Not every state has so drastically reworked its laws affecting the press. Many less intrusive changes were proposed in the nation's state capitals in the last year Keeping abreast of these changes, however, is of vital importance to the working journalist.
Every year, The Reporters Committee polls state press associations, media lawyers and journalism professors about legislative activity in their states that could affect the rights of journalists to gather information from a variety of sources, both public and private. What follows is a summary of those state initiatives.
Perhaps the most significant legislative activity centered around the tension between open records laws and privacy, as legislatures grappled with what, and how much, information to make public.

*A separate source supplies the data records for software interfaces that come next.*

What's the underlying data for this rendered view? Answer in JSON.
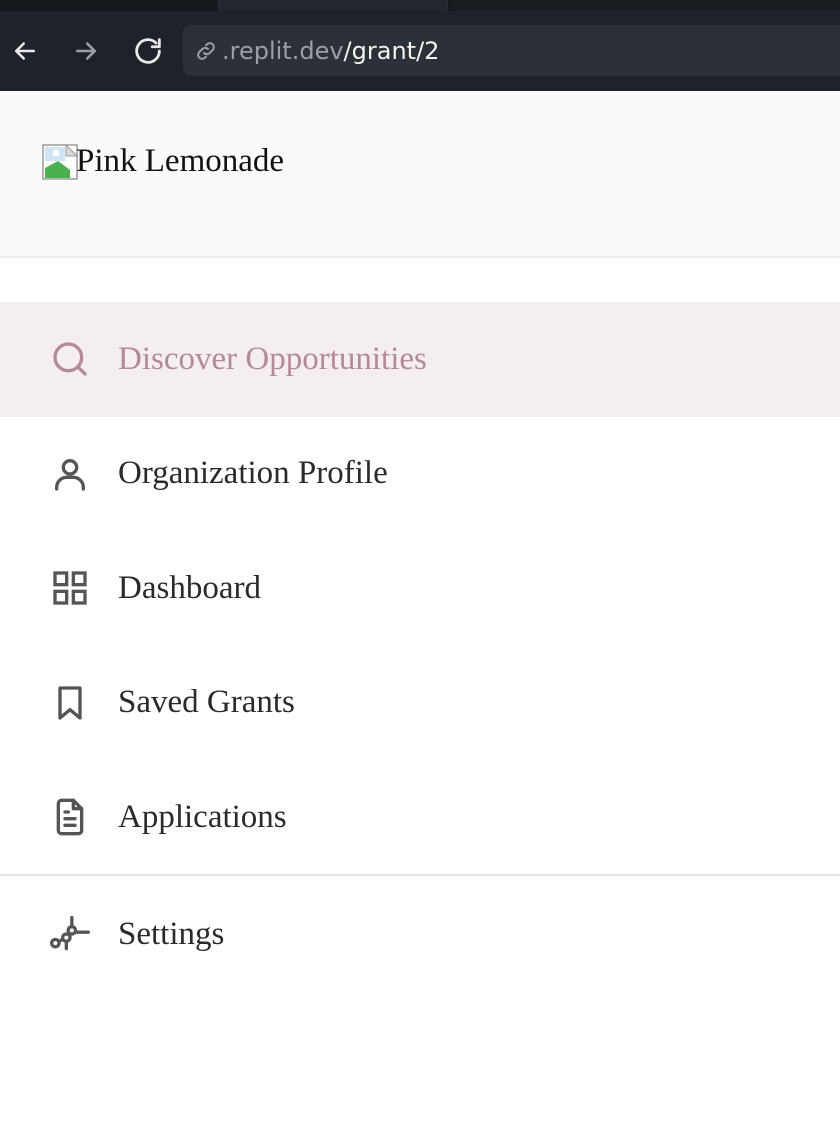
{
  "browser": {
    "url_host": ".replit.dev",
    "url_path": "/grant/2",
    "icons": {
      "back": "arrow-left-icon",
      "forward": "arrow-right-icon",
      "reload": "reload-icon",
      "link": "link-icon"
    }
  },
  "header": {
    "brand_alt": "Pink Lemonade",
    "brand_icon": "broken-image-icon"
  },
  "nav": {
    "items": [
      {
        "label": "Discover Opportunities",
        "icon": "search-icon",
        "active": true
      },
      {
        "label": "Organization Profile",
        "icon": "user-icon",
        "active": false
      },
      {
        "label": "Dashboard",
        "icon": "grid-icon",
        "active": false
      },
      {
        "label": "Saved Grants",
        "icon": "bookmark-icon",
        "active": false
      },
      {
        "label": "Applications",
        "icon": "document-icon",
        "active": false
      }
    ],
    "settings": {
      "label": "Settings",
      "icon": "settings-icon"
    }
  },
  "colors": {
    "browser_bg": "#1f2329",
    "address_bg": "#2c3037",
    "header_bg": "#fafafa",
    "active_bg": "#f4eef0",
    "active_text": "#b48a98",
    "text": "#2a2a2a",
    "icon": "#555555"
  }
}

Virginia's legislators elected to adopt the legal presumption requiring that all public records and meetings are open unless an exemption is properly invoked. Additionally, 70-plus exemptions to disclosure in the old law were rewritten, with a sharp battle erupting over the exemption for the working papers and memoranda of the governor and other government officials.
In Arizona, Gov. Jane Dee Hull vetoed a bill that would have made evaluations of school personnel confidential. However, a bill passed into the books unchallenged by Hull allowing the home addresses of police officers to remain secret.
California proposed a "Personal Information and Privacy Act," which would restrict the disclosure and dissemination of personal information by the government and criminalized violations.
A number of states, including Colorado and South Carolina moved to block the sale of driver's license photos last spring following public outcry at the revelation that a New Hampshire corporation was using state open records law to gather the information for sale to retailers. …